- Colds can occur throughout the year. The flu generally infects people from late fall through early spring.
- The symptoms of a cold include a stuffy or runny nose, sneezing, sore throat, mild fatigue, headache, and a cough.
- Flu symptoms are usually more severe than those of a cold and tend to come on suddenly. They can include fever (100.4 degrees F or higher), fatigue (very tired), muscle or body aches, headache, chills, sore throat, cough, and a stuffy or runny nose. Some people may have vomiting and diarrhea, but this is more common in children than adults.
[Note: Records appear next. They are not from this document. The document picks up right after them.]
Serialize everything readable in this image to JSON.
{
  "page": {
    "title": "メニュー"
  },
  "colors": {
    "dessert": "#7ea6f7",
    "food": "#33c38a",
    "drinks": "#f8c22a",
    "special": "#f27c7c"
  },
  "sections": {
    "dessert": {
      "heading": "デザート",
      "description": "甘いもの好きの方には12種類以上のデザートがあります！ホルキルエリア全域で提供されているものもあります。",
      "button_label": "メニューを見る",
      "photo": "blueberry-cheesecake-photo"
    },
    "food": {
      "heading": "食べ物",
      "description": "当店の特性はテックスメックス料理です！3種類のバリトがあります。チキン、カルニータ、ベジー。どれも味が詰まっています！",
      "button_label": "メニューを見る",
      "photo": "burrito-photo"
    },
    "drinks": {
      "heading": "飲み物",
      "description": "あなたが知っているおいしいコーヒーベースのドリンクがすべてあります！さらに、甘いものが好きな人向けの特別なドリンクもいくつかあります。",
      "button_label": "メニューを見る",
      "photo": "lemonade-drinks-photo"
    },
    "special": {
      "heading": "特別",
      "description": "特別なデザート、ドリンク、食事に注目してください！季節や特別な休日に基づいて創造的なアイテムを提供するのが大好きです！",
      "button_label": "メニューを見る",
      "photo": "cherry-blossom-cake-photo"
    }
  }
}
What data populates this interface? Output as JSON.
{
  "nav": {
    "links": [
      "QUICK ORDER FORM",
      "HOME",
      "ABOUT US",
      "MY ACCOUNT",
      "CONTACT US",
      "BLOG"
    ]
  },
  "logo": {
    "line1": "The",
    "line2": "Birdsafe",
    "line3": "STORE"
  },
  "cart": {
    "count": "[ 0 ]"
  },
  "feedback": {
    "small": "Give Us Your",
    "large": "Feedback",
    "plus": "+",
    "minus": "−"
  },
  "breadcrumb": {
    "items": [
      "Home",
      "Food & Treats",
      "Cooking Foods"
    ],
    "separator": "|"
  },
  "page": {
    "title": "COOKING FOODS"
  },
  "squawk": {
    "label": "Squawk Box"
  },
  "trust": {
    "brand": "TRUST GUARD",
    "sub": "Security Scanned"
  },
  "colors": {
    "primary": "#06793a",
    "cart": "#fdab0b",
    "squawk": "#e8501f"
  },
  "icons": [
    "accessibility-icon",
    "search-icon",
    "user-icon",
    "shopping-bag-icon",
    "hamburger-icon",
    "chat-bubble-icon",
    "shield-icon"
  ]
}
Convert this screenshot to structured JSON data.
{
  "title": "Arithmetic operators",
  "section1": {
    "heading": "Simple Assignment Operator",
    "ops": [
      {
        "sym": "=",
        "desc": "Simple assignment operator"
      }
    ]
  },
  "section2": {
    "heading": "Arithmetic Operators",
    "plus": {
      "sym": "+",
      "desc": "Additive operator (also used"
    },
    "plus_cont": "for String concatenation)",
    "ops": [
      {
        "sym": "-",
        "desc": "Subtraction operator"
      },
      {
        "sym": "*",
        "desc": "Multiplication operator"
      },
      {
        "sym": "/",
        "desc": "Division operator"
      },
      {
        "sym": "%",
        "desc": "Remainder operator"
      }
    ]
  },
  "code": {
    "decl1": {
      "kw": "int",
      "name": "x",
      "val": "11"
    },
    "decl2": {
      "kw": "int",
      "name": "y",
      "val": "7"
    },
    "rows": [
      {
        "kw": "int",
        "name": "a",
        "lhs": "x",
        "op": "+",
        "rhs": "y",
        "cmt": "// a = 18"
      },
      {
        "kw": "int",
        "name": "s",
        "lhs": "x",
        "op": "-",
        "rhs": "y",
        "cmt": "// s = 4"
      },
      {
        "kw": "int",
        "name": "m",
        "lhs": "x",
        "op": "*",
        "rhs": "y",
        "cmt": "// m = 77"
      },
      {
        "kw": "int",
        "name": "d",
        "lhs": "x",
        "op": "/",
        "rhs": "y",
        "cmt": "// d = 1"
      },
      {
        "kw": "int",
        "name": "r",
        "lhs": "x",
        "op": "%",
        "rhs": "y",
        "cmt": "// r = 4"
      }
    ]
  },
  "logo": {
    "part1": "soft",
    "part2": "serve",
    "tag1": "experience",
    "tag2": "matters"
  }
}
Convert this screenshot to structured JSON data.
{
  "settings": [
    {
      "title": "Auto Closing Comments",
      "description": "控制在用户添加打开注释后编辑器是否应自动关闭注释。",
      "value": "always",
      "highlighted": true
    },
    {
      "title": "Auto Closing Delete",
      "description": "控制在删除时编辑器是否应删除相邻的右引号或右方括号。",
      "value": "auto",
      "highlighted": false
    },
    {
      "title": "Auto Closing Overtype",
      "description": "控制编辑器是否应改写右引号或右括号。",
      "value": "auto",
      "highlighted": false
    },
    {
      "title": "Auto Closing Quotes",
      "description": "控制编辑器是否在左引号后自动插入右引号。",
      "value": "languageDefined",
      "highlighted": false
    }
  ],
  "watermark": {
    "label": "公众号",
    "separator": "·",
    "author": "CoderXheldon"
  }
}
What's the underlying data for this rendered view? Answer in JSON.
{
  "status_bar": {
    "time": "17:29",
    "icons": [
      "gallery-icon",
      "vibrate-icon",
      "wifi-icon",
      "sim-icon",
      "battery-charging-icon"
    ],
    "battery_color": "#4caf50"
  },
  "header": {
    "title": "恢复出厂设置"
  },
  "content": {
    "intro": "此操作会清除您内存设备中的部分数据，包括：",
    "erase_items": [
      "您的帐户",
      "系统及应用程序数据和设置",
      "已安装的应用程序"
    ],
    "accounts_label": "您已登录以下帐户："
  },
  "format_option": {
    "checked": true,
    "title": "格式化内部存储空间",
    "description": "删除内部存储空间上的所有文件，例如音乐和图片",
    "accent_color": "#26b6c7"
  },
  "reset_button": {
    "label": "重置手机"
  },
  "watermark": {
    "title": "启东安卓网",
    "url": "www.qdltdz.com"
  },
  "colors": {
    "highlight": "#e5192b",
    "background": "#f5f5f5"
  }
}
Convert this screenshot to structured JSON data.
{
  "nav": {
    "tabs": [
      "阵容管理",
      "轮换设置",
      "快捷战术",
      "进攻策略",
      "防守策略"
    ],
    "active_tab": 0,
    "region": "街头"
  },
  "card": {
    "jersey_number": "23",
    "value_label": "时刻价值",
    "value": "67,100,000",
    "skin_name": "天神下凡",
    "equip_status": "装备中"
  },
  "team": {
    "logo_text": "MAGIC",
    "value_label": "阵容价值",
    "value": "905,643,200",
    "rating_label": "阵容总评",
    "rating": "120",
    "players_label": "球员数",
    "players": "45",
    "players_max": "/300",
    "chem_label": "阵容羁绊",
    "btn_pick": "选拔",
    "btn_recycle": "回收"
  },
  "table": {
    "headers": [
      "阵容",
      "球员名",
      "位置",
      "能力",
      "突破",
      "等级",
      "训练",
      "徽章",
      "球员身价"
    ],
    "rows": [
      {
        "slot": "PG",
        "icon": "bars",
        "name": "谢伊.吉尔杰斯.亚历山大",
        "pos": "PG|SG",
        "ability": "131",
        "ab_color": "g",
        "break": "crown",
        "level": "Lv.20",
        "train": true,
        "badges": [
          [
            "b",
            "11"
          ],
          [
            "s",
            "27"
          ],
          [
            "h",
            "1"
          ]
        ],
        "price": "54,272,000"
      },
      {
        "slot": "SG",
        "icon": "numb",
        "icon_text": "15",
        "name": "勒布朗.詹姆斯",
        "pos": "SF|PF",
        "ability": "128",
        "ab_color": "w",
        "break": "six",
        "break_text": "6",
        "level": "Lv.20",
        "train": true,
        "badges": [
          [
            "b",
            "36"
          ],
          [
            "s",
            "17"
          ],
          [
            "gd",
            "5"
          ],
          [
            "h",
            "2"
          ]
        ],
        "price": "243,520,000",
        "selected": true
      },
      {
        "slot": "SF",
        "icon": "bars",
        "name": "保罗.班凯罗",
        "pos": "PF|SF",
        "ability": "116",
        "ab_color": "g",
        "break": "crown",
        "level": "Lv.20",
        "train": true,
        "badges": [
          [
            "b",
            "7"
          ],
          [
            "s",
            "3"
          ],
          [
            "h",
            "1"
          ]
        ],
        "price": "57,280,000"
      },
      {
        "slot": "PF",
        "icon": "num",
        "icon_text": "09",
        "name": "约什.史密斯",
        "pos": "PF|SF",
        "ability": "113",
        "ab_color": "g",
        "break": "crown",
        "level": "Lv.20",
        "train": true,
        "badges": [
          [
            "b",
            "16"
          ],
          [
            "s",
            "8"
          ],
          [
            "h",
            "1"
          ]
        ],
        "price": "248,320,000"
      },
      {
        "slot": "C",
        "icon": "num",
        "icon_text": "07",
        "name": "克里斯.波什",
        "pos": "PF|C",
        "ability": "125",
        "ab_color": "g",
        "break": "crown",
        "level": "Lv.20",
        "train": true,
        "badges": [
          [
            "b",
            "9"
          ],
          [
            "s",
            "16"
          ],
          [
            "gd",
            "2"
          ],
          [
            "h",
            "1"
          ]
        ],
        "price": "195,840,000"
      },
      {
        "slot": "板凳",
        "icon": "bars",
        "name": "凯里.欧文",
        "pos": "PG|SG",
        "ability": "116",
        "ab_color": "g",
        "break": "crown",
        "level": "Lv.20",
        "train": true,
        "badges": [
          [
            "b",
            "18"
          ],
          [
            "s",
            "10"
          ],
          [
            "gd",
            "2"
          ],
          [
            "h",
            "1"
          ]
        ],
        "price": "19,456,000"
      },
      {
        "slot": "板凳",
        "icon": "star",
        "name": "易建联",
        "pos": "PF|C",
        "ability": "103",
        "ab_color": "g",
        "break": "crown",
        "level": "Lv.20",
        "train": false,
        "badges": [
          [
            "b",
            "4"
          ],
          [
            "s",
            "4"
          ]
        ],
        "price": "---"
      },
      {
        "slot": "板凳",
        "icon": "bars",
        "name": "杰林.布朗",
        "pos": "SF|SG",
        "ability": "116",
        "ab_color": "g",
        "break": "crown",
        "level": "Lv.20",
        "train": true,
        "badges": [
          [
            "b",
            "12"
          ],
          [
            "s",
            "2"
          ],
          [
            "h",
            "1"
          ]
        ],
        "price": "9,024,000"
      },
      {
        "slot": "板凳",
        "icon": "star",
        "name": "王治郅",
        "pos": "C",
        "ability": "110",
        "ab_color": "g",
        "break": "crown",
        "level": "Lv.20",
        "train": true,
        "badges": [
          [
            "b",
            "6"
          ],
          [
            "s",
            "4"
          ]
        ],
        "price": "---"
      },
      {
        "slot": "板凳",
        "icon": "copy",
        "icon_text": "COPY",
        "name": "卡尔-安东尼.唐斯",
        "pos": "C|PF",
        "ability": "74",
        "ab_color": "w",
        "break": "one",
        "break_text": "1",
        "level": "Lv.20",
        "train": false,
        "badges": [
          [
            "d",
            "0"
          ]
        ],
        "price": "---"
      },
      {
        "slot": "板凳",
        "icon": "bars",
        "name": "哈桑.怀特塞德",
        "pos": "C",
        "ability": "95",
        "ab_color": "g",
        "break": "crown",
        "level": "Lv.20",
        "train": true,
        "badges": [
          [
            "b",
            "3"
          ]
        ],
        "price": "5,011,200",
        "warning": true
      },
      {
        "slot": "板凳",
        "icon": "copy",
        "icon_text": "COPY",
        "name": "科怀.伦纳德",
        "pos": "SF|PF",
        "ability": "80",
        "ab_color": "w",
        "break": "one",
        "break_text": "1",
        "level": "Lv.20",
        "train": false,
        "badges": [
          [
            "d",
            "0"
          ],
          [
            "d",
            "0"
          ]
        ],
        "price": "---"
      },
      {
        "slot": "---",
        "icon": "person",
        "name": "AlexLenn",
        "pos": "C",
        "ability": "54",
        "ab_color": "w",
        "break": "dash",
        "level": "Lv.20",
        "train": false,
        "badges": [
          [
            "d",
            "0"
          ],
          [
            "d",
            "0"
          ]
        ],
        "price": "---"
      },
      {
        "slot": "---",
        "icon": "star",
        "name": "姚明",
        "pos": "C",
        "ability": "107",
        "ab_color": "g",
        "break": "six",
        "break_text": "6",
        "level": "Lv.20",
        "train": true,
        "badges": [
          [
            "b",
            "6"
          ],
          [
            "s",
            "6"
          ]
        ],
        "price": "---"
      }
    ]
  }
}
- People who have the flu may be able to infect others from 1 day before getting sick until 5 to 7 days after. Young children and people with weakened immune systems can be infectious even longer.
- An annual flu shot can help prevent or reduce the severity of illness caused by flu viruses. There are no vaccines for cold viruses.
- The flu is more serious than a cold. According to the CDC, every year in the United States:
- Up to 20 percent of Americans (1 in 5 people) get the seasonal flu.
- More than 200,000 people are hospitalized from seasonal flu complications, including 20,000 children.
- Up to 36,000 people die from the flu every year.
Nasal allergy symptoms ("hay fever") are much like those of a cold but aren't caused by a viral infection. An allergic response is your immune system's overreaction to particles in the air such as pollen, dust, molds, or pet fur and dander. Symptoms include clear mucus from the nose, sneezing, headache, watery eyes, dark circles under the eyes, irritability, fatigue, and a stuffy, runny, or itchy nose. Allergies can last weeks, months, or even years. Learn more about allergy symptoms and treatment.
Like allergies, there are other conditions that mimic cold and flu symptoms, or that occur if an infection develops in the ears, sinuses, chest, or other parts of the respiratory system including: